International Monetary Fund. African Dept.
This paper discusses common policies of the member countries of the Central African Economic and Monetary Community (CEMAC). Medium-term prospects for CEMAC are uncertain. Despite their recent stabilization, oil prices are projected to remain well below pre-shock levels in the medium term. In addition, oil production is projected to start falling after 2017. The Executive Directors have encouraged the authorities to accelerate the reform of the monetary policy framework to improve transmission channels and better manage systemic liquidity. They have also stressed the importance of full compliance with the pooling of foreign exchange earnings with the regional central bank, and called for stepped-up efforts to implement outstanding safeguards recommendations.
International Monetary Fund. African Dept.
This paper discusses the common policies of the member countries of the Central African Economic and Monetary Community (CEMAC). CEMAC’s medium-term outlook remains challenging. It foresees a gradual improvement in the economic and financial situation in the region, assuming full implementation of policy commitments by CEMAC member states and regional institutions. Policies to diversify the economies by improving the business environment, including through enhanced governance and transparency, would support higher growth in the medium term. The monetary policy stance would be kept tight as needed to support external stability and reserves accumulation.
International Monetary Fund. African Dept.
The economic shock associated with the COVID-19 pandemic is set to have long-lasting effects on the economic outlook for CEMAC. The pandemic itself seems to be now broadly under control in the region, and the policy response from national and regional authorities, supported by significant emergency financing by the Fund, helped mitigate the initial economic fallout. With lower medium-term oil prices, the outlook projects that CEMAC’s fiscal and external adjustments will be slower than previously envisaged, entailing large external financing needs (around €6.6 billion for 2021–23). Gross international reserves will now reach the equivalent of 5 months of imports by 2025 vs. 2022 pre-pandemic, while net foreign assets (NFA) will be below previous expectations. Public debt would remain at elevated levels, albeit on a declining trend after the increase in 2020. This outlook is highly uncertain and contingent on the evolution of the pandemic and its impact on oil prices.

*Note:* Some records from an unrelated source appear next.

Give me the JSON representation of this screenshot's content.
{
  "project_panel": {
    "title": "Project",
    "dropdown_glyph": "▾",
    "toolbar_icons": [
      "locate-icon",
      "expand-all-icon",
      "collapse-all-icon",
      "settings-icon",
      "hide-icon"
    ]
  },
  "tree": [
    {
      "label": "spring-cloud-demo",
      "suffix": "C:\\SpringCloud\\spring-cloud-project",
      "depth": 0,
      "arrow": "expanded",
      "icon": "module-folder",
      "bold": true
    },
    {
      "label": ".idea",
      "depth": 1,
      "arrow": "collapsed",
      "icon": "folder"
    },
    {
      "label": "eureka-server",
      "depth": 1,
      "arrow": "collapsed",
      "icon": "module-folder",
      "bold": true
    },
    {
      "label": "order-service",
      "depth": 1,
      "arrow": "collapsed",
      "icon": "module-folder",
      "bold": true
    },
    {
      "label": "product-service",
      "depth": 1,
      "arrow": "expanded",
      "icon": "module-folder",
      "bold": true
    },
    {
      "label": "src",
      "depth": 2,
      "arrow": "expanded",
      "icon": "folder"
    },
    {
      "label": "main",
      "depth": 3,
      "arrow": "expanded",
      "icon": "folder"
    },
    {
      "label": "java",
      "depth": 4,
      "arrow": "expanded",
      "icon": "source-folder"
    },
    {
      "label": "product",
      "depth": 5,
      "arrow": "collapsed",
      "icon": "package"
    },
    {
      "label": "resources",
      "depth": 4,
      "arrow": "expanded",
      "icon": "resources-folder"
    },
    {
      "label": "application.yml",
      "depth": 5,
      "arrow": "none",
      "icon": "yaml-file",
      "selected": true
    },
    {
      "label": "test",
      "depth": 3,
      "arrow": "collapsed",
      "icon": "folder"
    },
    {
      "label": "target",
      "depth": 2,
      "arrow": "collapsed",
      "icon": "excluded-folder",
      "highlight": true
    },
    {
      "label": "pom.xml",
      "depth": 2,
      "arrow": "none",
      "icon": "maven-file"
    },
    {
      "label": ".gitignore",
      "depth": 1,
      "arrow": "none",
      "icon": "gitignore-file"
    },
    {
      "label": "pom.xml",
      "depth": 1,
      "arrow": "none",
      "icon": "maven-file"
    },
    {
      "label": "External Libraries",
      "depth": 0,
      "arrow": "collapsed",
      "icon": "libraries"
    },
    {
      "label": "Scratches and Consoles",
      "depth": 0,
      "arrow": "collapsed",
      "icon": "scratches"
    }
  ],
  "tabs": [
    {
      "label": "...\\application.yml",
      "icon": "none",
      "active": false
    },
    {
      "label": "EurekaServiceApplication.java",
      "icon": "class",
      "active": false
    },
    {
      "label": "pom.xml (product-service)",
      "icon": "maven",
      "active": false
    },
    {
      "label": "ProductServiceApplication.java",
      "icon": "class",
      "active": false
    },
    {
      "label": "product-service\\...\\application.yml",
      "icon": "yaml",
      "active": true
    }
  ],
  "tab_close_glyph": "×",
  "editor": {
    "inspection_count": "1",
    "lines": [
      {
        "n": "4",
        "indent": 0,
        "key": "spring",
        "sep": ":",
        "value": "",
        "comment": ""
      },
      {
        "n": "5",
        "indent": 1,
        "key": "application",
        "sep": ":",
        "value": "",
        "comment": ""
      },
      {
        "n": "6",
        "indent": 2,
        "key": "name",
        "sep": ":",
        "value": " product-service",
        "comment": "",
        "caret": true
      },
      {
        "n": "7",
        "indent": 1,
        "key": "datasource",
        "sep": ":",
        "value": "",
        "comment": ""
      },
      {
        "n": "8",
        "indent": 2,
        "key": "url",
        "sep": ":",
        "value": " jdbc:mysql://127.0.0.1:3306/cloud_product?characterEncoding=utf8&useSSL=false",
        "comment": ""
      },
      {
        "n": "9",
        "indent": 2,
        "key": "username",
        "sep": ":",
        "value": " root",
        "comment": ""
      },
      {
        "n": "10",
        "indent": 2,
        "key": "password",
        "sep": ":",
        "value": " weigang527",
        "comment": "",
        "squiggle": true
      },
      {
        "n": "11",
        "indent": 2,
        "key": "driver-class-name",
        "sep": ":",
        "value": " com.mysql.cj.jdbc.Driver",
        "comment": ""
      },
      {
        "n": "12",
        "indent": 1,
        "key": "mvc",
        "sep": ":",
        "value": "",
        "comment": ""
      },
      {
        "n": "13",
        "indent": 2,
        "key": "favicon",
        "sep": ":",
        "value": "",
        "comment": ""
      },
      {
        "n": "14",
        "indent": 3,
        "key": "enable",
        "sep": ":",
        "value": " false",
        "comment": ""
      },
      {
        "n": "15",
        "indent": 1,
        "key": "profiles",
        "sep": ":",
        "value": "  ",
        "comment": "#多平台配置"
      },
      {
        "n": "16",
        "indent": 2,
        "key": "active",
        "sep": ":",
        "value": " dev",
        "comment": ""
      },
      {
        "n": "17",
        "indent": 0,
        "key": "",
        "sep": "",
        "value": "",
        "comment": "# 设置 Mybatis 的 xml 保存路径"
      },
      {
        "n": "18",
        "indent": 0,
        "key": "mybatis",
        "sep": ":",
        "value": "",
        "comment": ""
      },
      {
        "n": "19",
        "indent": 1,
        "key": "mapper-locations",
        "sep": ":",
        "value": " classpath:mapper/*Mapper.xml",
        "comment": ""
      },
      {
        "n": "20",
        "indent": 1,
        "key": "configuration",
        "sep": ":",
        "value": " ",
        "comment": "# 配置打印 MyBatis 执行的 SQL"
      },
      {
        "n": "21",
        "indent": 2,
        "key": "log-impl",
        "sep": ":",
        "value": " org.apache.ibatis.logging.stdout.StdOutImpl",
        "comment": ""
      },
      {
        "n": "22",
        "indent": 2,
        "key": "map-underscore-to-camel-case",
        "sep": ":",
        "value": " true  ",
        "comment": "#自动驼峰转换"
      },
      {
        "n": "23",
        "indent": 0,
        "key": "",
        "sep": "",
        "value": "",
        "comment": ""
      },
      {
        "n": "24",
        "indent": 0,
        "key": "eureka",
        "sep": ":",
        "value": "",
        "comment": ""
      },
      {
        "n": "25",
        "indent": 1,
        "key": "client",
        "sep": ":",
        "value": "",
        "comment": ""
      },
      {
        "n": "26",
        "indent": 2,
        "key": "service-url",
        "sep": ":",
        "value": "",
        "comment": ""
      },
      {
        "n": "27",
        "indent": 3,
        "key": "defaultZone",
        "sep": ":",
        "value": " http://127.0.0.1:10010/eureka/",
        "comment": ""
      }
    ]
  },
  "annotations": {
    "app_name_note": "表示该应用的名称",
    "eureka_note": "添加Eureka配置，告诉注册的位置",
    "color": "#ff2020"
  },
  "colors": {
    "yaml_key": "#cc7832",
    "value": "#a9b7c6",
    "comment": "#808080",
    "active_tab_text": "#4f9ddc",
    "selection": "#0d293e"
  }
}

Other significant risks include: delayed implementation of the ongoing or a second phase of new Fund-supported programs, difficulties in filling large external financing needs, and a deterioration in the security situation.